Over 70% of alcohol related traffic fatalities are attributed to drivers with a BAC or over 0.15, twice the current legal limit. So when the majority of deaths result from drivers who are far over the allowed BAC, will lowering that BAC help the problem? Opponents of the recommendation say that it would be more beneficial to focus efforts on repeat offenders and those far over the legal limit. Concerns have been raised that more drivers will face a first DUI arrest and its serious consequences without any real progress being made to protect lives.
The NTSB does not hold any actual authority to draft laws or legislation, but their recommendation certainly has weight in debates over the future of DUI legislation. The board initially made the recommendation in 1982 that the legal limit be decreased from 0.10 to 0.08.

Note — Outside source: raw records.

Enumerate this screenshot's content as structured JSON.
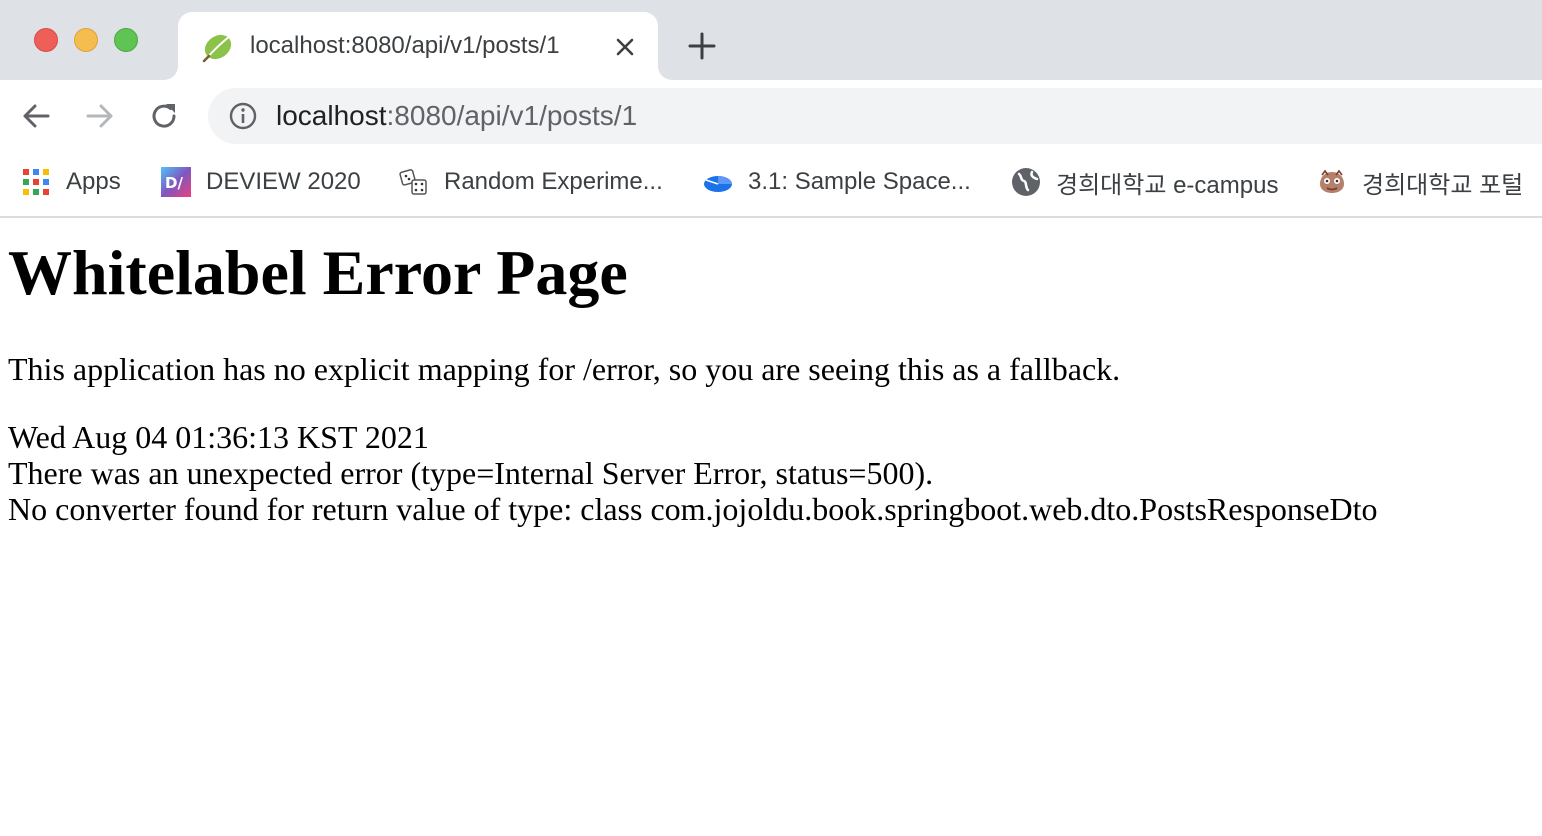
{
  "window": {
    "controls": [
      "close",
      "minimize",
      "maximize"
    ]
  },
  "tab": {
    "title": "localhost:8080/api/v1/posts/1",
    "favicon": "spring-leaf-icon",
    "close_icon": "close-icon",
    "new_tab_icon": "plus-icon"
  },
  "toolbar": {
    "back_icon": "back-arrow-icon",
    "forward_icon": "forward-arrow-icon",
    "reload_icon": "reload-icon",
    "site_info_icon": "info-icon",
    "url_host": "localhost",
    "url_rest": ":8080/api/v1/posts/1"
  },
  "bookmarks": [
    {
      "label": "Apps",
      "icon": "apps-grid-icon"
    },
    {
      "label": "DEVIEW 2020",
      "icon": "deview-icon"
    },
    {
      "label": "Random Experime...",
      "icon": "dice-icon"
    },
    {
      "label": "3.1: Sample Space...",
      "icon": "pie-chart-icon"
    },
    {
      "label": "경희대학교 e-campus",
      "icon": "globe-icon"
    },
    {
      "label": "경희대학교 포털",
      "icon": "university-crest-icon"
    }
  ],
  "page": {
    "heading": "Whitelabel Error Page",
    "description": "This application has no explicit mapping for /error, so you are seeing this as a fallback.",
    "timestamp": "Wed Aug 04 01:36:13 KST 2021",
    "error_line": "There was an unexpected error (type=Internal Server Error, status=500).",
    "message": "No converter found for return value of type: class com.jojoldu.book.springboot.web.dto.PostsResponseDto"
  },
  "colors": {
    "tabstrip_bg": "#dee1e6",
    "omnibox_bg": "#f1f3f4",
    "close_red": "#ee5f57",
    "minimize_yellow": "#f5bd4f",
    "maximize_green": "#5fc454",
    "spring_green": "#8bc34a"
  }
}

Speculation has emerged over what this could mean for technology in cars as well. Testing will soon be underway for car devices that test BAC, with the possibility of this technology coming standard in all cars. If the legal BAC might be undergoing changes, this could lead to a hiccup in this development. If the debate over the legal BAC interferes with the development and production of these devices, it might interfere with their ability to save lives. The question would then come down to whether a device that refuses to start your car if you’ve been drinking or a lower BAC law would prevent more drunk-driving deaths.